“This is likely to extremely limit the scope of the directive.It means that only 0.2 per cent of companies in Europe are covered by the proposal which is extremely self defeating.”


She also said that the directive does not include a mapping of company supply chains, meaning that raw materials for goods like cotton will fall outside the scope of the directive.

When asked what else the EU might do, she said, “This directive was never going to be the silver bullet to address the problem so, fundamentally, the EU must bring in a whole series of measures to put pressure on China.


“We need something like the U.S Act, a trade based mechanism that allows EU to seize products made from forced labour at borders.”


She added, “The U.S Act is hugely welcome but the EU, if it does not step up and do something comparable, could become a dumping ground for Uyghur forced labour.”


Bulgarian MEP lhan Kyuchyuk, a long time supporter of Uyghurs and among a group of MEPs who have been blacklisted by China for speaking out on the issue, said, “This is extremely important topic and the EU must ensure its proposal is going to be effective.”

He added, “Companies must be required to publicly disclose who their suppliers and business partners are in order to identify the risk of force labour.


“Several companies have acted but this work should be harmonised.

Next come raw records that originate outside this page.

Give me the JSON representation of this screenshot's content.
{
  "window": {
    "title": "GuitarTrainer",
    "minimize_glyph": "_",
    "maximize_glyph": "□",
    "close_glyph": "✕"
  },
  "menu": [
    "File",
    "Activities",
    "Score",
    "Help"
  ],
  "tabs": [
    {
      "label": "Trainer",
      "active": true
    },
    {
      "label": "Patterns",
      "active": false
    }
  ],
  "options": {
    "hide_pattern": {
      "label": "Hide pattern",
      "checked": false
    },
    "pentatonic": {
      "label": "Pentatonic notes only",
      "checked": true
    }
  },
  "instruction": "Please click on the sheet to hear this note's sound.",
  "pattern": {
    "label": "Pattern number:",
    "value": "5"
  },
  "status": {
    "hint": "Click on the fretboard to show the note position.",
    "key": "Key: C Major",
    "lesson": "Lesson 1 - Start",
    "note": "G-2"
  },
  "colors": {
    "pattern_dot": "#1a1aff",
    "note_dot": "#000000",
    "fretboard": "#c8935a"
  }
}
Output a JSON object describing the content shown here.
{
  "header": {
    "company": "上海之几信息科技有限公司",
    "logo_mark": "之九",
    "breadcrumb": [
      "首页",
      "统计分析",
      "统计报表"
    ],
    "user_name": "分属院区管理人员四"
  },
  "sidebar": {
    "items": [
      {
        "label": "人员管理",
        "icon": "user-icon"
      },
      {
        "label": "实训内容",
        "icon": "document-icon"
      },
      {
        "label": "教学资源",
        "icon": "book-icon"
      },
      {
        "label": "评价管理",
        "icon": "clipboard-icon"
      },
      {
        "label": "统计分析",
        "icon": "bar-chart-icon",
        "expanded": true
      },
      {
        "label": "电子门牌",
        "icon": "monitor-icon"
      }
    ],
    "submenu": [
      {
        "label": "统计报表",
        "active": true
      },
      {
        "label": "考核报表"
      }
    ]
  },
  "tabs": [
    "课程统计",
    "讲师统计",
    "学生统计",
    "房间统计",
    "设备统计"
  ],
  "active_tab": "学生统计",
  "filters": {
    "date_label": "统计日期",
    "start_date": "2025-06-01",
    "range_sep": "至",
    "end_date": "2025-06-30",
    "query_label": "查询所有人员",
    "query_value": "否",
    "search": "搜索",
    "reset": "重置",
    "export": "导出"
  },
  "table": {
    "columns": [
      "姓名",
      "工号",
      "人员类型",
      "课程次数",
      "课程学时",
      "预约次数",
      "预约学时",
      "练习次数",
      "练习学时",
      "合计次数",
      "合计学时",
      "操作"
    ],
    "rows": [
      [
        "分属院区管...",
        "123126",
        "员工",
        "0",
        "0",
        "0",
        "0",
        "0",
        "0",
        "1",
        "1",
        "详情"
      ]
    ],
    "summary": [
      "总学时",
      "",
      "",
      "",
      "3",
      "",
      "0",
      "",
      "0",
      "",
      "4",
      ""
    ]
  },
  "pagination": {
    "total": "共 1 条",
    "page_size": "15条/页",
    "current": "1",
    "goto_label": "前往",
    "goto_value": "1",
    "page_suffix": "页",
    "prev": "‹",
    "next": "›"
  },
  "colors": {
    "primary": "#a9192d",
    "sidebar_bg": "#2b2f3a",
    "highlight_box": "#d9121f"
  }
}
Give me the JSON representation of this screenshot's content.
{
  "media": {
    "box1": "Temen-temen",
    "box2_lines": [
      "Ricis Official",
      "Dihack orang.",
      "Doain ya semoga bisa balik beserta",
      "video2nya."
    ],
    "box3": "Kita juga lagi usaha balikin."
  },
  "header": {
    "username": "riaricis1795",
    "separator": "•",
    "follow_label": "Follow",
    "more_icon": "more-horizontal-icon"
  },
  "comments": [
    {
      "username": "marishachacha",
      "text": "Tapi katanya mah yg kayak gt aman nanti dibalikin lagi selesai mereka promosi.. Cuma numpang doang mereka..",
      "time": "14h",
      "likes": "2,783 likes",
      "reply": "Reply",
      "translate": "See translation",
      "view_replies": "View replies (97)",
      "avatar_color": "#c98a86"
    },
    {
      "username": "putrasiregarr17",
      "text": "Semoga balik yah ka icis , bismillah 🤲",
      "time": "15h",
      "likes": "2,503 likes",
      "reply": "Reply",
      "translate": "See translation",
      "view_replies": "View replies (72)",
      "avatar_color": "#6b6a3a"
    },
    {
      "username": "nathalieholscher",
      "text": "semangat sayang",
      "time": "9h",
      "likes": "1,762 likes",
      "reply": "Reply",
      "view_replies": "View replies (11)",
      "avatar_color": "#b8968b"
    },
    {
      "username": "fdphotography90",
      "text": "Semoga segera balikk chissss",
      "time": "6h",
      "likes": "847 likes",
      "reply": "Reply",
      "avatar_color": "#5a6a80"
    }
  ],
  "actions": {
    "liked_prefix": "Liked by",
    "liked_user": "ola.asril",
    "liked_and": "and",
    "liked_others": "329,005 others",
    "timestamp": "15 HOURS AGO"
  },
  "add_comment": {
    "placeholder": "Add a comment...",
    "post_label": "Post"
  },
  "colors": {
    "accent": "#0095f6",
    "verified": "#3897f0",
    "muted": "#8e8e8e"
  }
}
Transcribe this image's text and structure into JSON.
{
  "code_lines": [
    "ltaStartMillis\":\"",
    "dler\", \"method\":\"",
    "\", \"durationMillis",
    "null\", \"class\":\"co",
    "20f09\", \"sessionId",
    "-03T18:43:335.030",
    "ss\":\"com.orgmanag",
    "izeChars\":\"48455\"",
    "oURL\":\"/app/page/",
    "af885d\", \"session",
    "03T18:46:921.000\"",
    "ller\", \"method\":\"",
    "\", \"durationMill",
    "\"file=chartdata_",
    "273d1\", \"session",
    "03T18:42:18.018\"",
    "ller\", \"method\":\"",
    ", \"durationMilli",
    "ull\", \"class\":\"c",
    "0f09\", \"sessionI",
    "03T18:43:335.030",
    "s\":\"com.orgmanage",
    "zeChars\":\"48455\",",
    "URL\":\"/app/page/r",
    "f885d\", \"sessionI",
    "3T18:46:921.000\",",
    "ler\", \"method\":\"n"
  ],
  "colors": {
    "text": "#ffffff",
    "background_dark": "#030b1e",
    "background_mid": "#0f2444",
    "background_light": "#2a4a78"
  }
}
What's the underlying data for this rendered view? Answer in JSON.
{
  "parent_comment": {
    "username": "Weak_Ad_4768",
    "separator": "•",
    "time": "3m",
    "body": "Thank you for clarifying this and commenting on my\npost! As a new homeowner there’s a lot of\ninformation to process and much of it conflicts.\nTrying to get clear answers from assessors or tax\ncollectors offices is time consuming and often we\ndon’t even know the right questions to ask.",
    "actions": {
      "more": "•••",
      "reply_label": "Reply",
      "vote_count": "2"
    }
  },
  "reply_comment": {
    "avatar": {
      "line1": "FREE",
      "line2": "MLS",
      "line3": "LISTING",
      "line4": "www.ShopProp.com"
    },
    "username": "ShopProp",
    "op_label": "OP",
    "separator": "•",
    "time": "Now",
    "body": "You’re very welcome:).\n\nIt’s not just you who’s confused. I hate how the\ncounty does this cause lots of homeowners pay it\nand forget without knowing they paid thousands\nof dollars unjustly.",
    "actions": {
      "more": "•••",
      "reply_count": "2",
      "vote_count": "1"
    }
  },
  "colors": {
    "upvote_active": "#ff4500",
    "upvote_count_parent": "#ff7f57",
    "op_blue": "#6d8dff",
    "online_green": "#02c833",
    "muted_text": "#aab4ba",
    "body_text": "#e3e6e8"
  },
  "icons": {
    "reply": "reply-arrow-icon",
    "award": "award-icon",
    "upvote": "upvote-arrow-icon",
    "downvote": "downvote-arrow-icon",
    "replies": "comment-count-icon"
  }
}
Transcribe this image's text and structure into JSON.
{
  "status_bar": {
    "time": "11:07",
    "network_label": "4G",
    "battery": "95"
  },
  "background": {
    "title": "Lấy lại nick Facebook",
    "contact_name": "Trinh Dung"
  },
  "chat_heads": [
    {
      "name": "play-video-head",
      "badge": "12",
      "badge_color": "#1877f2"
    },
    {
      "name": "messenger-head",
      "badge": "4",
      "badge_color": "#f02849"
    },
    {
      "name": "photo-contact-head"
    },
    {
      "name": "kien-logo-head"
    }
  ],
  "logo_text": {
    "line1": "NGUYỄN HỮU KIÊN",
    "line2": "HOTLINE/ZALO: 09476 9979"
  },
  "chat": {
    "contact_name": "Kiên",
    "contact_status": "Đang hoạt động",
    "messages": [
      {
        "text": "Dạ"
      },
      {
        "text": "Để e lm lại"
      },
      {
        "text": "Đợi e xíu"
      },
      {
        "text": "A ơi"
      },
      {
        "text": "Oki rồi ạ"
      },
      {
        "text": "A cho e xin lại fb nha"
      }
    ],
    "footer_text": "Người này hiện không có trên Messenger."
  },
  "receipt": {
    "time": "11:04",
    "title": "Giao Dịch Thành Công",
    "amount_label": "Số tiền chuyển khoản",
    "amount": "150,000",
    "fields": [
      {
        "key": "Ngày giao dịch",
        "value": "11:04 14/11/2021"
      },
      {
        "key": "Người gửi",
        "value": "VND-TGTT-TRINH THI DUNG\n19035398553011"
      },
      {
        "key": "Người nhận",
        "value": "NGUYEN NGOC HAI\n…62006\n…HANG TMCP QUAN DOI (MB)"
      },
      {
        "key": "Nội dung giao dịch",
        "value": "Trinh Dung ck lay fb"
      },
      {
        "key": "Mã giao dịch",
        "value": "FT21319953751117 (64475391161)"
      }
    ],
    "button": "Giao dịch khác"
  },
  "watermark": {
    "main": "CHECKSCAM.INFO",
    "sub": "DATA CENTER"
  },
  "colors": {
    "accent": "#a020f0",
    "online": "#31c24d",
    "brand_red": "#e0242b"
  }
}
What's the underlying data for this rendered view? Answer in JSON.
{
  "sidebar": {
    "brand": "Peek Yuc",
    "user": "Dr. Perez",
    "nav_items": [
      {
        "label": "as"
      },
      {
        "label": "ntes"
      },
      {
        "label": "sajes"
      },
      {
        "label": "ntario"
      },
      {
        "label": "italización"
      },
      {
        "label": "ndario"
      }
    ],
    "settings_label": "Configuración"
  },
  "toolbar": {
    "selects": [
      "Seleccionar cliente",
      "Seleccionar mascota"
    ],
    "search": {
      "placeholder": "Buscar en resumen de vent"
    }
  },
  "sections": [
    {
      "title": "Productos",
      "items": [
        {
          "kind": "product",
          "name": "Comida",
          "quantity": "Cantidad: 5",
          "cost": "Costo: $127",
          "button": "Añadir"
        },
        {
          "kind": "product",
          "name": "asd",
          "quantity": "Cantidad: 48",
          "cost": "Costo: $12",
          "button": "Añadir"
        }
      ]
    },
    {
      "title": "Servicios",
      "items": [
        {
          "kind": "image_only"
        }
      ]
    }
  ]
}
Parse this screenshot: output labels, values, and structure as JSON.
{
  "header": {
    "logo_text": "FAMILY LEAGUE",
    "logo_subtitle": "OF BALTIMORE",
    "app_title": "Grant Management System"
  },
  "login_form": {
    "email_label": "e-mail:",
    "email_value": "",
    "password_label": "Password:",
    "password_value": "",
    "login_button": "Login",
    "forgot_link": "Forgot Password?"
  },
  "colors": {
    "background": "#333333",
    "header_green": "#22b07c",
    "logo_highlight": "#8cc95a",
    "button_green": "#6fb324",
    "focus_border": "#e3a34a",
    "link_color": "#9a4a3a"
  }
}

Given the scale of repression against the Uyghurs, it is impossible for companies to operate in the Xinjian region in compliance with current international regulations.”


He added, “We should see more engagement from companies because, so far, it is NGOs who are leading on this issue. It is also crucial to have access to EU customs data. I urge the Commission to think about these points and ideas and we in the Parliament will continue to monitor things.”


Another keynote speaker was Alim Seytoff, a journalist and director of the Uyghur Service at Radio Free Asia, who pointed out that, on 21 June, the US administration is expected to enforce the Uyghur Forced Labour Prevention Act which was signed into law by President Biden last December.


He told the webinar: “This is an extremely powerful piece of legislation because it bans all goods made in the Uyghur provincial region. Several U.S Senators have urged to vigorously implement the legislation, not just in this region but also outside Xinjiang.”


He went on: “This makes sense, not least because for the past five years the Chinese government has been committing genocide against the Uyghur community, a genocide recognised by the U.S administration.


“Of all the sanctions imposed against China, the most significant is the one placed on production in the region.”


He pointed out that, besides the US, in late April the UK banned health-care products from Xinjiang region.


When asked how the international community can help stop the genocide, he said: “China must be compelled to stop forced labour.


“Despite such action (by the U.S and others) nothing has changed on the ground and, if anything, it is getting worse.”


He said: “The EU is China’s 2nd largest trading partner and it has a moral and legal responsibility to pressure China to stop forced labour and genocide.”


The EU, he argued, should enact similar legislation like the U.S Act and ban Chinese products that contribute to the manufacture of goods such as solar panels.


“The EU should also stop financing products from the Uyghur region which may benefit from slave and forced labour.”


Brussels, he told the online debate, should also consider ending all co-operation with China in the area of medical and research.


He also described what it was like working as a journalist while trying to defend the rights of Uyghurs, saying: “China has detained lot of Uyghur reporters and sentenced some to life imprisonment. Ours is the only free service of its kind in the world and we have played a tremendous role in exposing China’s genocide. China knows this and tries to silence us.


What we have done in five years is successfully confirm the detention of tens of thousands of Uyghurs in camps and have spoken to camp survivors. Despite all the pressure on us we have done an amazing job and we are very proud of our work.”


The event, on 7 June, was organized by the European Foundation for Democracy, in cooperation with the US Mission to the European Union.



Source: eureporter.co